I wondered if it were possible to expand in a way that would benefit me, benefit my kids and parents. I wondered if there were a way to increase my profit margin in a way that could make this operation more sustainable.
Loretta took me through my paces. We spent hours each week, working through elements of a business plan and loan application process through the SBA. For the first time ever, I counted the cost of a loaf of bread, a detailed cost, not just the spiral notebook accounting that got us by the past twenty years. I wrote a business narrative. A resume. An assets and liabilities paper. A projected profit and loss deal.
Wow. After writing about the past 30 years, even my childhood was spent writing recipes, cooking, feeding and teaching people. Hmm. Maybe not such a reach to think that food is my thing?
My business plan for the purchase of a building, renovating it to have two apartments in the back and bakery gallery up front got more detailed. Renovation costs escalated. I realized that this was too ambitious a plan for me, being a single mom, knowing that I needed to work in some margin for family issues. Property and bakery asset rich, cash poor.
I decided one evening that I needed to set the dream aside. I was proud of myself for being willing to dream, but needed to get back to reality.
Something in my heart felt rather sad.
A still, small voice said to keep doing my homework. And I decided to go to Montana to get a load of grain. I couldn't imagine not baking anymore. Perhaps I should just rearrange things at home? Put in a commercial sink in the laundry room? And I kept meeting with Loretta, figuring I should see things through and get an accurate picture of my financials.

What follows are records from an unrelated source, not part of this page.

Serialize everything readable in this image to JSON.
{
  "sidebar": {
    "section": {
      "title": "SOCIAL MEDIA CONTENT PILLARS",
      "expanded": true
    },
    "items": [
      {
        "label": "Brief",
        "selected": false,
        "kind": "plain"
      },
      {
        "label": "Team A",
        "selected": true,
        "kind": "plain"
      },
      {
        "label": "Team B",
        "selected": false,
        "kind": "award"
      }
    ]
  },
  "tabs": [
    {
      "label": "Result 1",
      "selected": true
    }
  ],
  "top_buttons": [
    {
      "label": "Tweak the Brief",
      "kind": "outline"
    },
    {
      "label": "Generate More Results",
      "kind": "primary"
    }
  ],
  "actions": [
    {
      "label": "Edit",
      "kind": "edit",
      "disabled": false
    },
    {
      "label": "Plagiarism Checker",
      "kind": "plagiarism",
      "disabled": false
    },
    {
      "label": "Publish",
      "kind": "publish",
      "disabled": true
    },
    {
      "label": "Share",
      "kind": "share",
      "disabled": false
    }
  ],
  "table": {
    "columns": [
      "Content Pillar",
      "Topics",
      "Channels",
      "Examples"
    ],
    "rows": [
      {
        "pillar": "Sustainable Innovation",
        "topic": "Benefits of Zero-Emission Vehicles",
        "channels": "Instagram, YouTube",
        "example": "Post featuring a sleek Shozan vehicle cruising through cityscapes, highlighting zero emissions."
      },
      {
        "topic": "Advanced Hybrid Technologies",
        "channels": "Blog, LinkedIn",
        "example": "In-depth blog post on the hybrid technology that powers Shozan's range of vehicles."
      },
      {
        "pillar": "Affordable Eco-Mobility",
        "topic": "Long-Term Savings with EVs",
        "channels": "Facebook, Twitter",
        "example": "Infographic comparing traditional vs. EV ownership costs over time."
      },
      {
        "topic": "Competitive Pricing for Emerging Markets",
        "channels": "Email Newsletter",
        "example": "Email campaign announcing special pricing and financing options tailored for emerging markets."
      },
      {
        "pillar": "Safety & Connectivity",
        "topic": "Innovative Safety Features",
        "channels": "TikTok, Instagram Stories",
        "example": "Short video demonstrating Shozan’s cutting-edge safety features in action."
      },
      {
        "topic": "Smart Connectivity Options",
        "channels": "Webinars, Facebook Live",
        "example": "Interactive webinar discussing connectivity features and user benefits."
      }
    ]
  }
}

Then, out of the clear blue, my realtor called me on a Saturday. I was working at the vineyard and happened to be grabbing a drink of water at the owner's home when the call came through. "You have got to come see this place, it's perfect for your bakery!!!" she exclaimed enthusiastically. Too expensive, I said. But why not?
I went home, asked the girls to join me as consultants. We drove over, walked in, and saw the front room, creamy, dark trim, just like my bakery. Clean. Big.
Great light. We chatted a few minutes with the building owner and she made me an offer I couldn't refuse. We both shook our heads, feeling like this was a match made in heaven.
I took the new info to my advisors. We hammered out a few details. It felt too good to be true, but thoroughly grounded in reality.
And now we have a lease. I am sitting at my desk, listening to beautiful music on the surround sound, 4650 lbs of grain in a storage room, my mom's art work lined up, ready to be hung next week. A kitchen in the works, a plan for an artist friend to paint Taste and See Bakery on the downtown storefront. I have schedules, a skeleton crew, menus, tables and chairs on the way, financing in the works (Oh, Please God! let it close soon!) and an opening date.
Soon I will write about the spiritual journey to Montana. But for now, let me say I am overwhelmed with gratitude. I have felt more creative spark and joy these past six months than in I don't know when. A vision is coming true. It is scary. I am terrified. Support is overwhelmingly beautiful. A vision that enables each of us in our family to shine. A financially stable plan that will not only pay my bills, but also pay my employees a fair wage. A gorgeous setting for my mom's art work. A venue for my dad's vegetable garden. Work for my kids and a sweet place for them to hang out.
It could fail spectacularly. I have decided to take the risk.